Like with any other language let’s start with a Hello World app and see what a react application looks like:
I know that looks like alot of code but most of it is just the structure of our HTML. We are using React scripts for now as it makes it easier to use.
The part that we will concentrate on is :
var app =</pre> <h1>Hello World</h1> <pre> var mountComponent = document.querySelector('#app'); ReactDOM.render(app, mountComponent);
The first new thing is the “text/babel” Babel is a library for transpiling, which is a specific term for taking source code written in one language and transforming into another language that has a similar level of abstraction, from ES6 to ES5. We use Babel because not all browsers use ES6 so we need to make sure our code works on all browsers. Thank goodness someone fixed this for us already.
var app = <h1> Hello World </h1>: We have a single element. We will talk more about elements as we use them but for now it’s enough to know that an element describes what you want to see on the screen. For us it’s the text “Hello World”.
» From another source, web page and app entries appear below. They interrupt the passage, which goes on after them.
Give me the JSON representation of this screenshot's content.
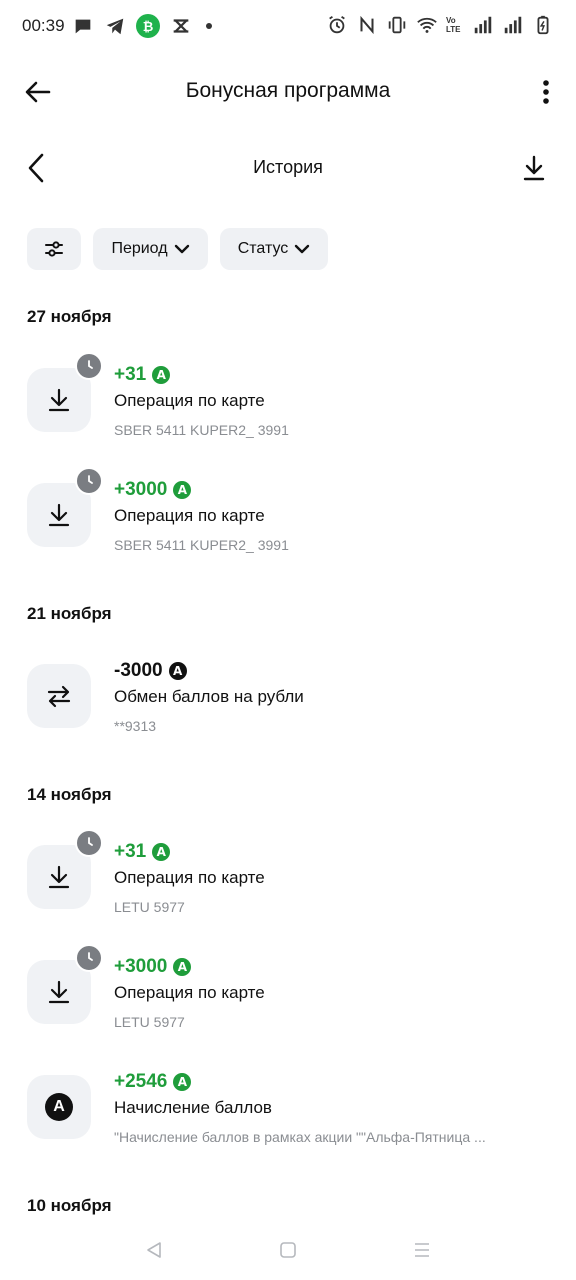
{
  "status_bar": {
    "time": "00:39",
    "left_icons": [
      "chat-icon",
      "telegram-icon",
      "app-green-icon",
      "capcut-icon",
      "dot"
    ],
    "right_icons": [
      "alarm-icon",
      "nfc-icon",
      "vibrate-icon",
      "wifi-icon",
      "volte-icon",
      "signal-icon",
      "signal-icon",
      "battery-icon"
    ],
    "volte_text": "Vo LTE"
  },
  "app_bar": {
    "title": "Бонусная программа"
  },
  "sub_bar": {
    "title": "История"
  },
  "filters": {
    "period_label": "Период",
    "status_label": "Статус"
  },
  "colors": {
    "positive": "#1f9d3b",
    "tile_bg": "#f0f2f5",
    "chip_bg": "#eff1f4",
    "muted_text": "#8a8d92"
  },
  "groups": [
    {
      "date": "27 ноября",
      "items": [
        {
          "amount": "+31",
          "title": "Операция по карте",
          "subtitle": "SBER 5411 KUPER2_ 3991",
          "icon": "download-icon",
          "pending": true
        },
        {
          "amount": "+3000",
          "title": "Операция по карте",
          "subtitle": "SBER 5411 KUPER2_ 3991",
          "icon": "download-icon",
          "pending": true
        }
      ]
    },
    {
      "date": "21 ноября",
      "items": [
        {
          "amount": "-3000",
          "title": "Обмен баллов на рубли",
          "subtitle": "**9313",
          "icon": "exchange-icon",
          "pending": false
        }
      ]
    },
    {
      "date": "14 ноября",
      "items": [
        {
          "amount": "+31",
          "title": "Операция по карте",
          "subtitle": "LETU 5977",
          "icon": "download-icon",
          "pending": true
        },
        {
          "amount": "+3000",
          "title": "Операция по карте",
          "subtitle": "LETU 5977",
          "icon": "download-icon",
          "pending": true
        },
        {
          "amount": "+2546",
          "title": "Начисление баллов",
          "subtitle": "\"Начисление баллов в рамках акции \"\"Альфа-Пятница ...",
          "icon": "alfa-icon",
          "pending": false
        }
      ]
    },
    {
      "date": "10 ноября",
      "items": []
    }
  ],
  "coin_letter": "A",
  "nav_bar": [
    "back-icon",
    "home-icon",
    "recents-icon"
  ]
}
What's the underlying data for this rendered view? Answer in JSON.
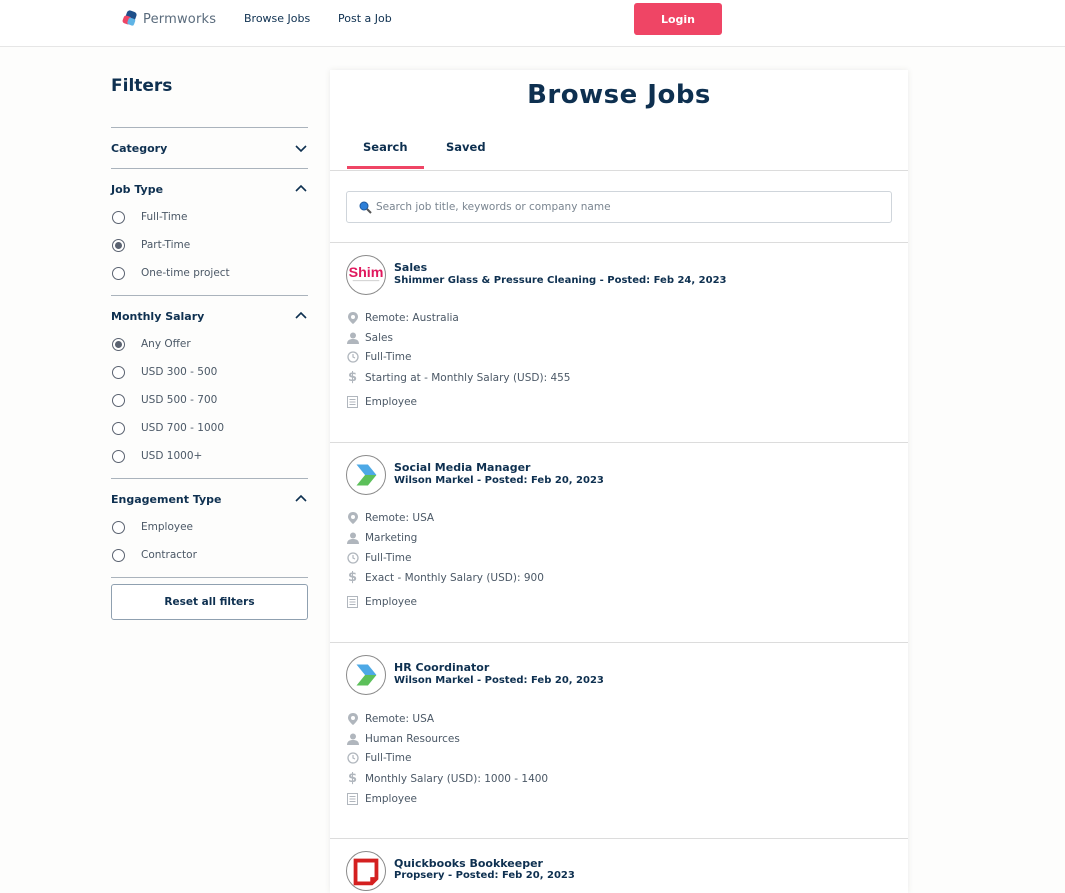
{
  "header": {
    "brand": "Permworks",
    "nav": [
      "Browse Jobs",
      "Post a Job"
    ],
    "login_label": "Login"
  },
  "sidebar": {
    "title": "Filters",
    "sections": [
      {
        "title": "Category",
        "expanded": false,
        "options": []
      },
      {
        "title": "Job Type",
        "expanded": true,
        "options": [
          {
            "label": "Full-Time",
            "checked": false
          },
          {
            "label": "Part-Time",
            "checked": true
          },
          {
            "label": "One-time project",
            "checked": false
          }
        ]
      },
      {
        "title": "Monthly Salary",
        "expanded": true,
        "options": [
          {
            "label": "Any Offer",
            "checked": true
          },
          {
            "label": "USD 300 - 500",
            "checked": false
          },
          {
            "label": "USD 500 - 700",
            "checked": false
          },
          {
            "label": "USD 700 - 1000",
            "checked": false
          },
          {
            "label": "USD 1000+",
            "checked": false
          }
        ]
      },
      {
        "title": "Engagement Type",
        "expanded": true,
        "options": [
          {
            "label": "Employee",
            "checked": false
          },
          {
            "label": "Contractor",
            "checked": false
          }
        ]
      }
    ],
    "reset_label": "Reset all filters"
  },
  "main": {
    "title": "Browse Jobs",
    "tabs": [
      {
        "label": "Search",
        "active": true
      },
      {
        "label": "Saved",
        "active": false
      }
    ],
    "search_placeholder": "Search job title, keywords or company name"
  },
  "jobs": [
    {
      "title": "Sales",
      "company": "Shimmer Glass & Pressure Cleaning",
      "posted": "Posted: Feb 24, 2023",
      "logo": "shimmer",
      "logo_text": "Shim",
      "location": "Remote: Australia",
      "category": "Sales",
      "job_type": "Full-Time",
      "salary": "Starting at - Monthly Salary (USD): 455",
      "engagement": "Employee"
    },
    {
      "title": "Social Media Manager",
      "company": "Wilson Markel",
      "posted": "Posted: Feb 20, 2023",
      "logo": "arrow",
      "location": "Remote: USA",
      "category": "Marketing",
      "job_type": "Full-Time",
      "salary": "Exact - Monthly Salary (USD): 900",
      "engagement": "Employee"
    },
    {
      "title": "HR Coordinator",
      "company": "Wilson Markel",
      "posted": "Posted: Feb 20, 2023",
      "logo": "arrow",
      "location": "Remote: USA",
      "category": "Human Resources",
      "job_type": "Full-Time",
      "salary": "Monthly Salary (USD): 1000 - 1400",
      "engagement": "Employee"
    },
    {
      "title": "Quickbooks Bookkeeper",
      "company": "Propsery",
      "posted": "Posted: Feb 20, 2023",
      "logo": "square",
      "location": "",
      "category": "",
      "job_type": "",
      "salary": "",
      "engagement": ""
    }
  ],
  "colors": {
    "accent": "#ef4565",
    "navy": "#0e3050",
    "muted": "#4b5866"
  }
}
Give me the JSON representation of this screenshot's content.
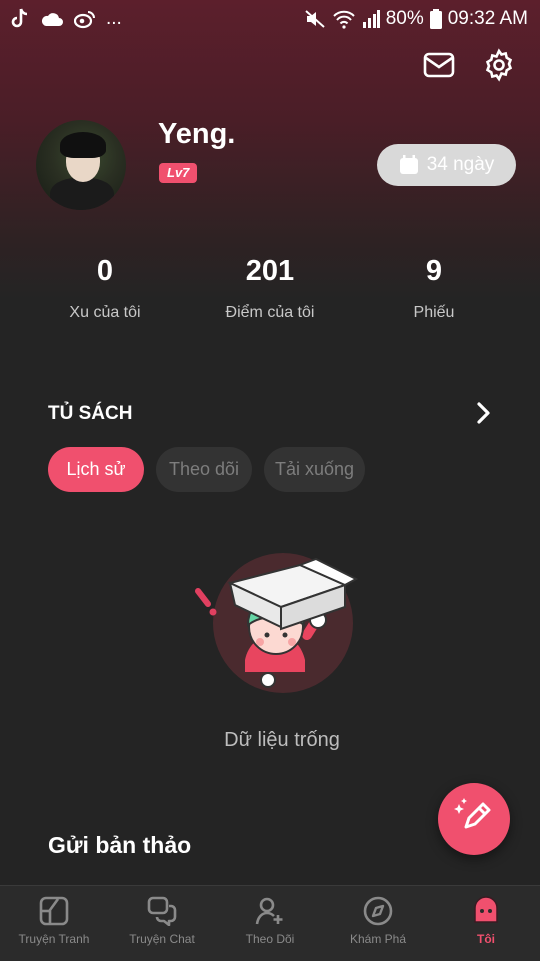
{
  "status_bar": {
    "left_icons": [
      "tiktok-icon",
      "cloud-icon",
      "weibo-icon"
    ],
    "more": "...",
    "battery": "80%",
    "time": "09:32 AM"
  },
  "header": {
    "icons": [
      "mail-icon",
      "settings-icon"
    ]
  },
  "profile": {
    "username": "Yeng.",
    "level": "Lv7",
    "days_label": "34 ngày"
  },
  "stats": [
    {
      "value": "0",
      "label": "Xu của tôi"
    },
    {
      "value": "201",
      "label": "Điểm của tôi"
    },
    {
      "value": "9",
      "label": "Phiếu"
    }
  ],
  "bookshelf": {
    "title": "TỦ SÁCH",
    "tabs": [
      {
        "label": "Lịch sử",
        "active": true
      },
      {
        "label": "Theo dõi",
        "active": false
      },
      {
        "label": "Tải xuống",
        "active": false
      }
    ],
    "empty_text": "Dữ liệu trống"
  },
  "submit": {
    "label": "Gửi bản thảo"
  },
  "colors": {
    "accent": "#f0506e",
    "background": "#242424",
    "header_gradient_top": "#5c1f2c",
    "nav_background": "#2b2b2b"
  },
  "bottom_nav": [
    {
      "label": "Truyện Tranh",
      "icon": "comic-icon",
      "active": false
    },
    {
      "label": "Truyện Chat",
      "icon": "chat-icon",
      "active": false
    },
    {
      "label": "Theo Dõi",
      "icon": "follow-icon",
      "active": false
    },
    {
      "label": "Khám Phá",
      "icon": "compass-icon",
      "active": false
    },
    {
      "label": "Tôi",
      "icon": "me-icon",
      "active": true
    }
  ]
}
ReactDOM.render(app, mountComponent); This is where the magic of React happens, so let’s spend some time dissecting this. ReactDOM.render() is what creates the react application on the page. Without this code nothing will be placed on the DOM.
Two arguments are being passed in to the function. ReactDOM.render(<WHAT><WHERE>)
- What to show on the DOM
- Where we want the element to be displayed.
This is the basics of a React application. Of course we could’ve done this with simple HTML but it’s important to know the basics before jumping in to the more complicated aspects of React.
Tomorrow we will talk about Components and why they are revolutionary and make React such a big deal.